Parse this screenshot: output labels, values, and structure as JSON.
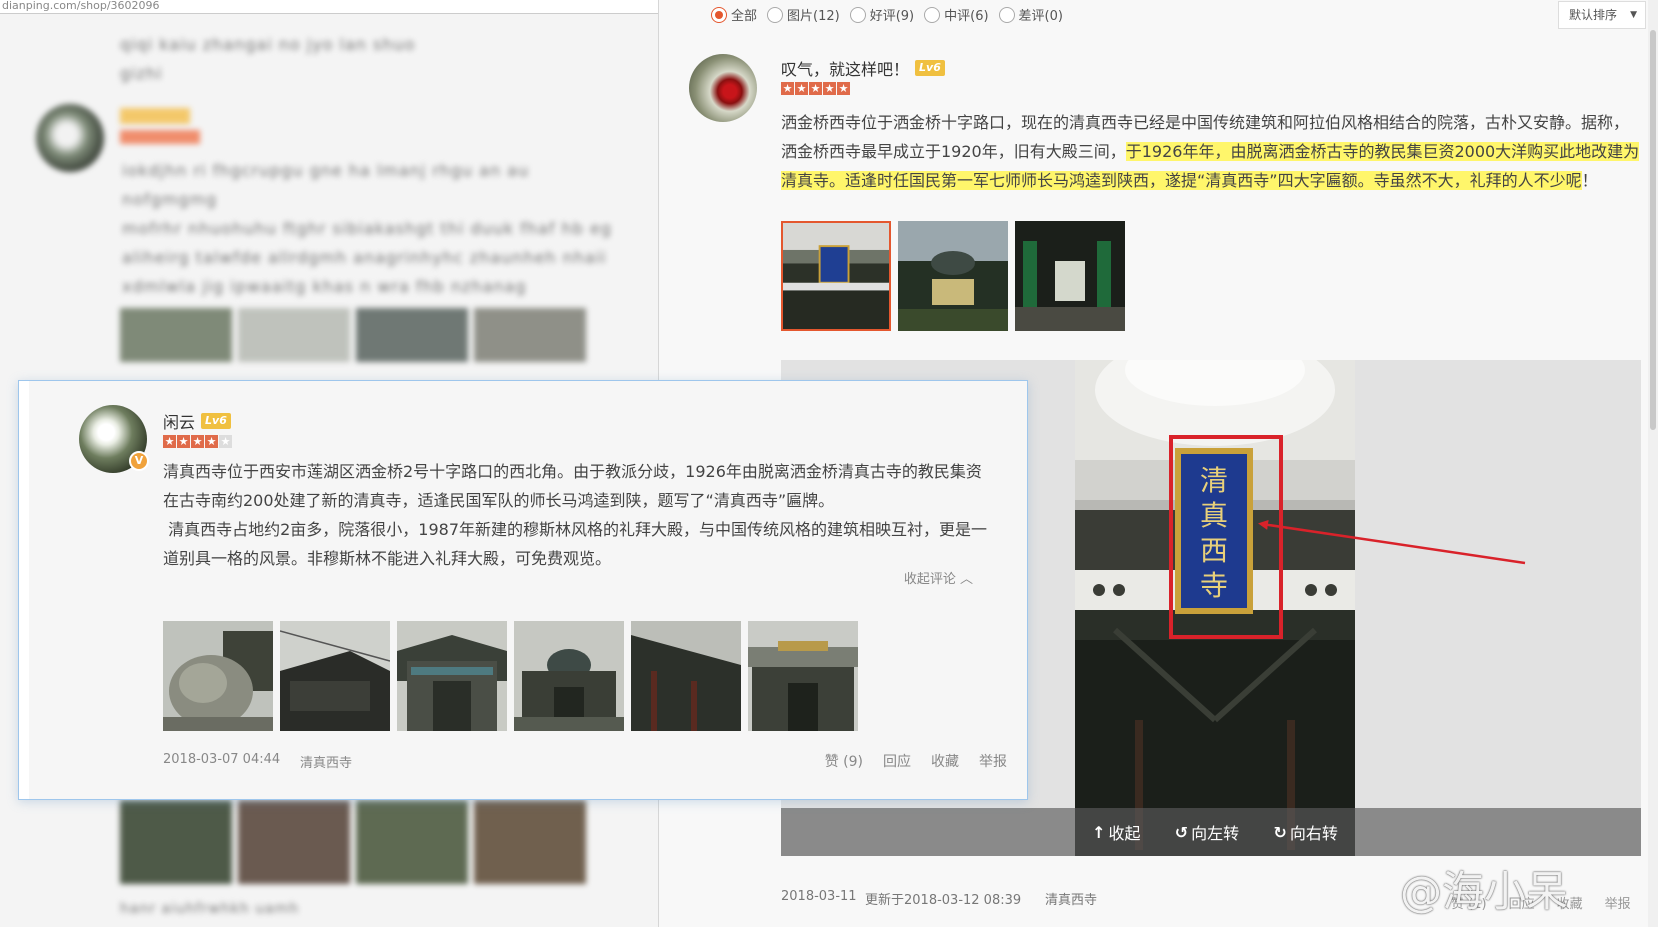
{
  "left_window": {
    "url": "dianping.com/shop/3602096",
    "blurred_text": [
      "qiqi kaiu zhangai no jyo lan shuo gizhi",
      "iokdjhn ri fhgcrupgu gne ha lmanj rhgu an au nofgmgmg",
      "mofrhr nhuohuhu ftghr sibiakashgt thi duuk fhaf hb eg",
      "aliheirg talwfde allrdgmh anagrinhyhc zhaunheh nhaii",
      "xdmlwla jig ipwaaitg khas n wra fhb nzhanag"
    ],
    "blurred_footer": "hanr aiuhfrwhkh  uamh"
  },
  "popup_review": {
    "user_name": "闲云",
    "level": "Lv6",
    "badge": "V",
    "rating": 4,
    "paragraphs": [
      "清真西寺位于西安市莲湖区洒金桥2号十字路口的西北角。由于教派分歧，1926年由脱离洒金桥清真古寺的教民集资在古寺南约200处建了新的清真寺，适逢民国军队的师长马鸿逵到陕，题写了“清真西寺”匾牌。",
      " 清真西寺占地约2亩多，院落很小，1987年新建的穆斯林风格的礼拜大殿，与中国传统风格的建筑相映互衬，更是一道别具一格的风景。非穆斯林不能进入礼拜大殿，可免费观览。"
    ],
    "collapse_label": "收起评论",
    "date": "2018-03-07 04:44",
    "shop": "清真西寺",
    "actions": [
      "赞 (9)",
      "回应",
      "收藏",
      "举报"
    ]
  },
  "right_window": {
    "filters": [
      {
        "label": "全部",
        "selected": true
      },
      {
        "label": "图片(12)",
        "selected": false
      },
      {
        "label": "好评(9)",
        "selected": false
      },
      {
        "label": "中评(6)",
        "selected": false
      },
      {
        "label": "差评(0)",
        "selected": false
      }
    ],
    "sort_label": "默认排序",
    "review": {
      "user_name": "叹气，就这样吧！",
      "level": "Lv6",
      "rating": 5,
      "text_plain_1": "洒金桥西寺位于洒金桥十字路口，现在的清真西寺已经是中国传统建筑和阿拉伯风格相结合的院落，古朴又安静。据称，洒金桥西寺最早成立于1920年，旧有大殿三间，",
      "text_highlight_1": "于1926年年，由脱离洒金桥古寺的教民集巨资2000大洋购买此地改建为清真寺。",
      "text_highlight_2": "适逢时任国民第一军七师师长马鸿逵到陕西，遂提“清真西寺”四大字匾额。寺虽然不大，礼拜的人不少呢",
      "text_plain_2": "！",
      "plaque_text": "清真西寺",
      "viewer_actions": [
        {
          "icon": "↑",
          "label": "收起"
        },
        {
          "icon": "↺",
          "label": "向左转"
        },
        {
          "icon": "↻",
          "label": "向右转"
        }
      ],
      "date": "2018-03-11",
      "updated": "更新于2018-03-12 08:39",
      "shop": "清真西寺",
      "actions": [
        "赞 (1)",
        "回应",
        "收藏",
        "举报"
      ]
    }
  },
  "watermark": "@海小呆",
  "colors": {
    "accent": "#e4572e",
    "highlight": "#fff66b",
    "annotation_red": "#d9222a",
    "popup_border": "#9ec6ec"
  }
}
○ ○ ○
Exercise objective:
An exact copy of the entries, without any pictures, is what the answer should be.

Answer space:
Parse this screenshot: output labels, values, and structure as JSON.
{
  "left_window": {
    "url": "dianping.com/shop/3602096",
    "blurred_text": [
      "qiqi kaiu zhangai no jyo lan shuo gizhi",
      "iokdjhn ri fhgcrupgu gne ha lmanj rhgu an au nofgmgmg",
      "mofrhr nhuohuhu ftghr sibiakashgt thi duuk fhaf hb eg",
      "aliheirg talwfde allrdgmh anagrinhyhc zhaunheh nhaii",
      "xdmlwla jig ipwaaitg khas n wra fhb nzhanag"
    ],
    "blurred_footer": "hanr aiuhfrwhkh  uamh"
  },
  "popup_review": {
    "user_name": "闲云",
    "level": "Lv6",
    "badge": "V",
    "rating": 4,
    "paragraphs": [
      "清真西寺位于西安市莲湖区洒金桥2号十字路口的西北角。由于教派分歧，1926年由脱离洒金桥清真古寺的教民集资在古寺南约200处建了新的清真寺，适逢民国军队的师长马鸿逵到陕，题写了“清真西寺”匾牌。",
      " 清真西寺占地约2亩多，院落很小，1987年新建的穆斯林风格的礼拜大殿，与中国传统风格的建筑相映互衬，更是一道别具一格的风景。非穆斯林不能进入礼拜大殿，可免费观览。"
    ],
    "collapse_label": "收起评论",
    "date": "2018-03-07 04:44",
    "shop": "清真西寺",
    "actions": [
      "赞 (9)",
      "回应",
      "收藏",
      "举报"
    ]
  },
  "right_window": {
    "filters": [
      {
        "label": "全部",
        "selected": true
      },
      {
        "label": "图片(12)",
        "selected": false
      },
      {
        "label": "好评(9)",
        "selected": false
      },
      {
        "label": "中评(6)",
        "selected": false
      },
      {
        "label": "差评(0)",
        "selected": false
      }
    ],
    "sort_label": "默认排序",
    "review": {
      "user_name": "叹气，就这样吧！",
      "level": "Lv6",
      "rating": 5,
      "text_plain_1": "洒金桥西寺位于洒金桥十字路口，现在的清真西寺已经是中国传统建筑和阿拉伯风格相结合的院落，古朴又安静。据称，洒金桥西寺最早成立于1920年，旧有大殿三间，",
      "text_highlight_1": "于1926年年，由脱离洒金桥古寺的教民集巨资2000大洋购买此地改建为清真寺。",
      "text_highlight_2": "适逢时任国民第一军七师师长马鸿逵到陕西，遂提“清真西寺”四大字匾额。寺虽然不大，礼拜的人不少呢",
      "text_plain_2": "！",
      "plaque_text": "清真西寺",
      "viewer_actions": [
        {
          "icon": "↑",
          "label": "收起"
        },
        {
          "icon": "↺",
          "label": "向左转"
        },
        {
          "icon": "↻",
          "label": "向右转"
        }
      ],
      "date": "2018-03-11",
      "updated": "更新于2018-03-12 08:39",
      "shop": "清真西寺",
      "actions": [
        "赞 (1)",
        "回应",
        "收藏",
        "举报"
      ]
    }
  },
  "watermark": "@海小呆",
  "colors": {
    "accent": "#e4572e",
    "highlight": "#fff66b",
    "annotation_red": "#d9222a",
    "popup_border": "#9ec6ec"
  }
}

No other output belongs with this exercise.